» **WHAT YOU SHOULD DO**
What lines in the records below hold the string "icon"? Please show them.

» **DATA RECORDS**
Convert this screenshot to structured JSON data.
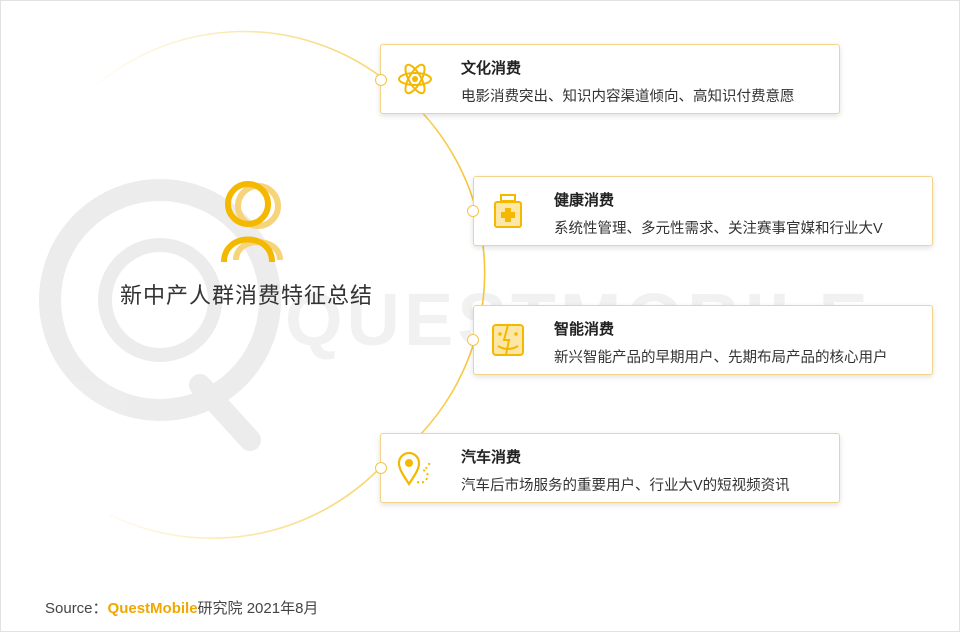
{
  "diagram": {
    "center_title": "新中产人群消费特征总结",
    "watermark_text": "QUESTMOBILE",
    "cards": [
      {
        "title": "文化消费",
        "desc": "电影消费突出、知识内容渠道倾向、高知识付费意愿",
        "icon": "atom-icon"
      },
      {
        "title": "健康消费",
        "desc": "系统性管理、多元性需求、关注赛事官媒和行业大V",
        "icon": "medicine-bottle-icon"
      },
      {
        "title": "智能消费",
        "desc": "新兴智能产品的早期用户、先期布局产品的核心用户",
        "icon": "smart-face-icon"
      },
      {
        "title": "汽车消费",
        "desc": "汽车后市场服务的重要用户、行业大V的短视频资讯",
        "icon": "location-route-icon"
      }
    ]
  },
  "source": {
    "label": "Source：",
    "brand": "QuestMobile",
    "rest": "研究院 2021年8月"
  },
  "colors": {
    "accent": "#f5b800",
    "border": "#f4d38a",
    "text": "#333333"
  }
}
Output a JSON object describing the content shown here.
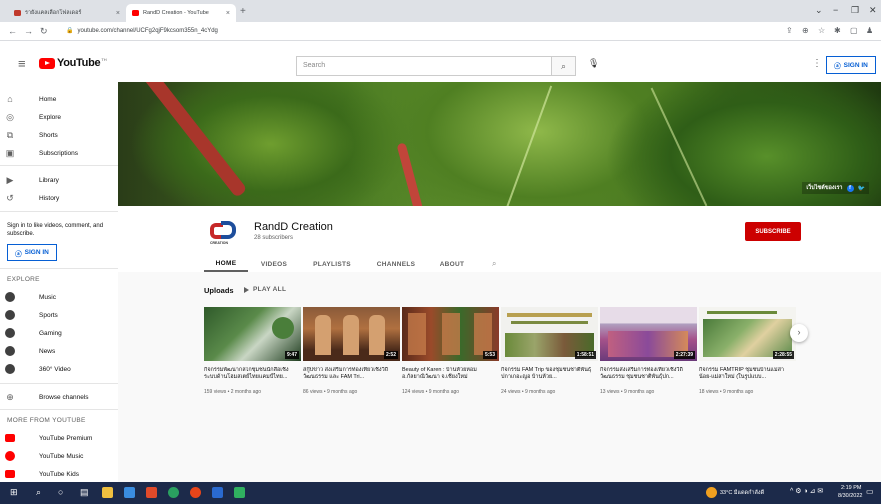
{
  "browser": {
    "tabs": [
      {
        "title": "รายังแคลเลือกโฟลเดอร์"
      },
      {
        "title": "RandD Creation - YouTube"
      }
    ],
    "new_tab": "+",
    "url": "youtube.com/channel/UCFg2qjF9kcsom355n_4cYdg"
  },
  "header": {
    "logo_text": "YouTube",
    "logo_tm": "TH",
    "search_placeholder": "Search",
    "signin_label": "SIGN IN"
  },
  "sidebar": {
    "main": [
      {
        "label": "Home",
        "icon": "home-icon"
      },
      {
        "label": "Explore",
        "icon": "compass-icon"
      },
      {
        "label": "Shorts",
        "icon": "shorts-icon"
      },
      {
        "label": "Subscriptions",
        "icon": "subscriptions-icon"
      }
    ],
    "library": [
      {
        "label": "Library",
        "icon": "library-icon"
      },
      {
        "label": "History",
        "icon": "history-icon"
      }
    ],
    "signin_note": "Sign in to like videos, comment, and subscribe.",
    "signin_label": "SIGN IN",
    "explore_heading": "EXPLORE",
    "explore": [
      {
        "label": "Music"
      },
      {
        "label": "Sports"
      },
      {
        "label": "Gaming"
      },
      {
        "label": "News"
      },
      {
        "label": "360° Video"
      }
    ],
    "browse_channels": "Browse channels",
    "more_heading": "MORE FROM YOUTUBE",
    "more": [
      {
        "label": "YouTube Premium"
      },
      {
        "label": "YouTube Music"
      },
      {
        "label": "YouTube Kids"
      }
    ]
  },
  "banner": {
    "link_text": "เว็บไซต์ของเรา"
  },
  "channel": {
    "avatar_caption": "CREATION",
    "name": "RandD Creation",
    "subscribers": "28 subscribers",
    "subscribe_label": "SUBSCRIBE",
    "tabs": [
      {
        "label": "HOME",
        "active": true
      },
      {
        "label": "VIDEOS"
      },
      {
        "label": "PLAYLISTS"
      },
      {
        "label": "CHANNELS"
      },
      {
        "label": "ABOUT"
      }
    ]
  },
  "uploads": {
    "title": "Uploads",
    "play_all": "PLAY ALL",
    "videos": [
      {
        "title": "กิจกรรมพัฒนากลไกชุมชนนักสื่อเชิงระบบด้านโฮมสเตย์ไทยแคมป์ไทย...",
        "duration": "9:47",
        "meta": "159 views • 2 months ago"
      },
      {
        "title": "สกู๊ปข่าว ส่งเสริมการท่องเที่ยวเชิงวิถีวัฒนธรรม และ FAM Tri...",
        "duration": "2:52",
        "meta": "86 views • 9 months ago"
      },
      {
        "title": "Beauty of Karen : บ้านห้วยหอม อ.กัลยาณิวัฒนา จ.เชียงใหม่",
        "duration": "5:53",
        "meta": "124 views • 9 months ago"
      },
      {
        "title": "กิจกรรม FAM Trip ของชุมชนชาติพันธุ์ปกาเกอะญอ บ้านห้วย...",
        "duration": "1:58:51",
        "meta": "24 views • 9 months ago"
      },
      {
        "title": "กิจกรรมส่งเสริมการท่องเที่ยวเชิงวิถีวัฒนธรรม ชุมชนชาติพันธุ์ปก...",
        "duration": "2:27:39",
        "meta": "13 views • 9 months ago"
      },
      {
        "title": "กิจกรรม FAMTRIP ชุมชนบ้านแม่สาน้อย-แม่สาใหม่ (ในรูปแบบ...",
        "duration": "2:28:55",
        "meta": "18 views • 9 months ago"
      }
    ]
  },
  "taskbar": {
    "weather": "33°C มีแดดกำลังดี",
    "time": "2:19 PM",
    "date": "8/30/2022"
  }
}
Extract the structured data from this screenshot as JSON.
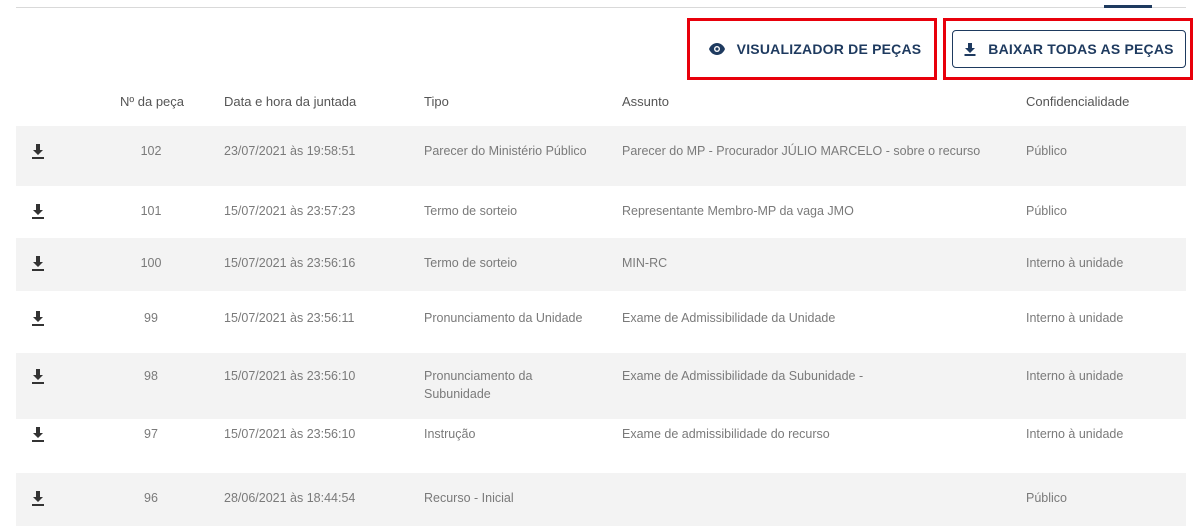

» **SOLUTION**
        "icon": "atom-icon"
        "icon": "medicine-bottle-icon"
        "icon": "smart-face-icon"
        "icon": "location-route-icon"
        "icon": "home-icon"
        "icon": "compass-icon"
        "icon": "shorts-icon"
        "icon": "subscriptions-icon"
        "icon": "library-icon"
        "icon": "history-icon"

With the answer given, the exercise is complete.